Alcoa Corp., headquartered in Pittsburgh, has announced plans to restart three of five potlines at its Warrick Operations aluminum smelter near Evansville, Indiana, an action that will further improve the competitiveness of the on-site rolling mill, according to the company. The smelter at Warrick closed in March 2016.
The process to restart the three lines, with 161,400 metric tons of annual capacity, will begin immediately, Alcoa says, adding that it expects the restart to be completed in the second quarter of 2018. The three potlines will supply the Warrick rolling mill, which serves the North American market with flat-rolled aluminum for the food and beverage can packaging industry. The smelter’s molten metal will supplement purchased scrap metal and other raw materials that the Warrick site will continue to procure.
“By restarting a portion of the Warrick smelter, we will provide an efficient source of metal for the co-located rolling mill and help it meet an anticipated increase in production volumes,” says Tim Reyes, president of Alcoa’s Aluminum business unit. “The action will enable us to more fully utilize the assets at this integrated site for the benefit of our investors, customers, employees and the community.”
Two of the five smelting potlines will be classified as curtailed capacity and will remain idle. After this partial restart, Alcoa will have approximately 886,000 metric tons idled of its total smelting capacity of 3.4 million metric tons.
Restart expenses expected to be incurred in the third and fourth quarters of 2017 are estimated to be between $30 million and $35 million (after-tax), or 16 cents and 19 cents per share, on a combined basis, Alcoa says.
Additionally, in third quarter 2017, Alcoa says it will record an after-tax benefit of approximately $25 million, or 13 cents per share, for the reversal of liabilities related to the original closure.
The Warrick location currently employs about 1,250 people. The restart will increase the site’s employment by approximately 275 people, including those who will be hired or recalled from layoff status. Some existing employees will transfer to the smelter.
Alcoa says federal, state and local governments have shown their support for the restart plan. Alcoa adds that it appreciates the actions the Trump administration has taken to address the challenges faced by the U.S. aluminum industry, including Chinese overcapacity. As the Warrick Operations restarts aluminum production, Alcoa says it is confident the administration will continue to be attentive to the industry’s needs.
The state of Indiana, through the Indiana Economic Development Corp. (IEDC), and Warrick County offered preliminary assistance to support the restart plan.
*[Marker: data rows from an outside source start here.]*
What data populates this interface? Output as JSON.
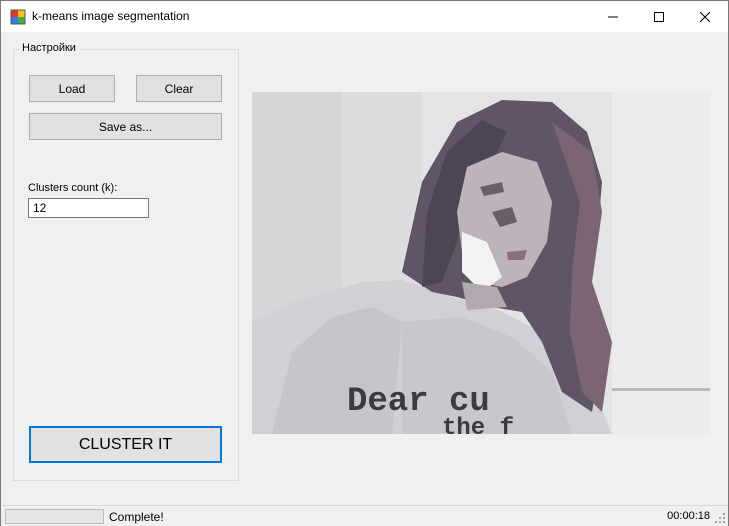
{
  "window": {
    "title": "k-means image segmentation"
  },
  "settings": {
    "group_label": "Настройки",
    "load_label": "Load",
    "clear_label": "Clear",
    "save_label": "Save as...",
    "k_label": "Clusters count (k):",
    "k_value": "12",
    "cluster_label": "CLUSTER IT"
  },
  "image": {
    "caption_line1": "Dear cu",
    "caption_line2": "the f"
  },
  "status": {
    "progress": 0,
    "text": "Complete!",
    "elapsed": "00:00:18"
  }
}
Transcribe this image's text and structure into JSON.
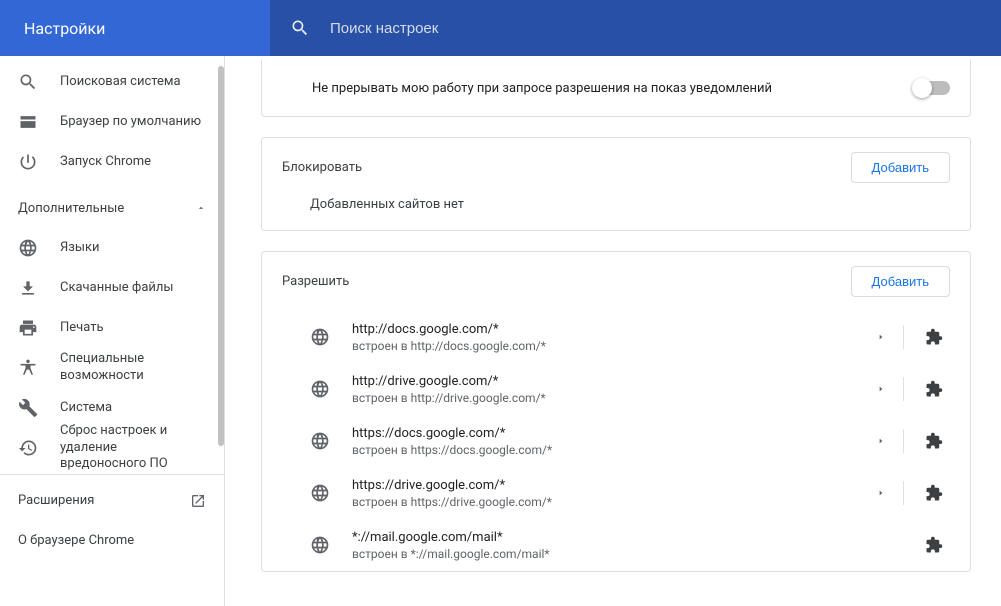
{
  "header": {
    "title": "Настройки",
    "search_placeholder": "Поиск настроек"
  },
  "sidebar": {
    "items_top": [
      {
        "icon": "search",
        "label": "Поисковая система"
      },
      {
        "icon": "browser",
        "label": "Браузер по умолчанию"
      },
      {
        "icon": "power",
        "label": "Запуск Chrome"
      }
    ],
    "advanced_label": "Дополнительные",
    "items_adv": [
      {
        "icon": "globe",
        "label": "Языки"
      },
      {
        "icon": "download",
        "label": "Скачанные файлы"
      },
      {
        "icon": "print",
        "label": "Печать"
      },
      {
        "icon": "accessibility",
        "label": "Специальные возможности"
      },
      {
        "icon": "wrench",
        "label": "Система"
      },
      {
        "icon": "restore",
        "label": "Сброс настроек и удаление вредоносного ПО"
      }
    ],
    "footer": {
      "extensions": "Расширения",
      "about": "О браузере Chrome"
    }
  },
  "content": {
    "notif_row": "Не прерывать мою работу при запросе разрешения на показ уведомлений",
    "block": {
      "title": "Блокировать",
      "add": "Добавить",
      "empty": "Добавленных сайтов нет"
    },
    "allow": {
      "title": "Разрешить",
      "add": "Добавить",
      "embed_prefix": "встроен в ",
      "sites": [
        {
          "url": "http://docs.google.com/*",
          "embed": "http://docs.google.com/*"
        },
        {
          "url": "http://drive.google.com/*",
          "embed": "http://drive.google.com/*"
        },
        {
          "url": "https://docs.google.com/*",
          "embed": "https://docs.google.com/*"
        },
        {
          "url": "https://drive.google.com/*",
          "embed": "https://drive.google.com/*"
        },
        {
          "url": "*://mail.google.com/mail*",
          "embed": "*://mail.google.com/mail*"
        }
      ]
    }
  }
}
The IEDC offered Alcoa up to $2.4 million in conditional tax credits and up to $100,000 in training grants based on plans to add new full-time jobs for Indiana residents.
"With its decision to restart operations in Indiana, Alcoa is showcasing the value that this facility and Indiana's manufacturing expertise provide to its global operations," says Indiana Gov. Eric J. Holcomb. "In Indiana, we're witnessing incredible momentum as manufacturers continue to choose Indiana for growth, and we're pleased that Alcoa once again chose Indiana."
Alcoa Warrick Operations comprises the smelter and the rolling operations, which includes state-of-the-art casting, hot and cold rolling, slitting and coating capabilities. The operations also include the power supply for the smelter and rolling operations, consisting of a coal mine that fuels four generating units with a combined net capacity of about 750 megawatts. Three of those units are wholly owned by Alcoa Power Generating Inc. A fourth unit, Warrick Unit 4, with 300 megawatts of net capacity, is owned in a 50-50 partnership with Vectren, a utility headquartered in Evansville.
As part of the smelter restart plan, Alcoa Power Generating Inc. and Vectren have agreed to jointly own and operate Unit 4 through Dec. 31, 2023. Vectren’s support in the restart decision provides important clarity for the power portfolio at Warrick.
Carl Chapman, Vectren chairman,
Ed Hemmersbach, vice president of operations for Alcoa Aluminum, says, “We appreciate the assistance and collaboration with numerous stakeholders in this process, including our employees, United Steelworkers Local 104, Vectren and the local and state officials who have all provided support in our work to strengthen the integrated operation here in southwestern Indiana.”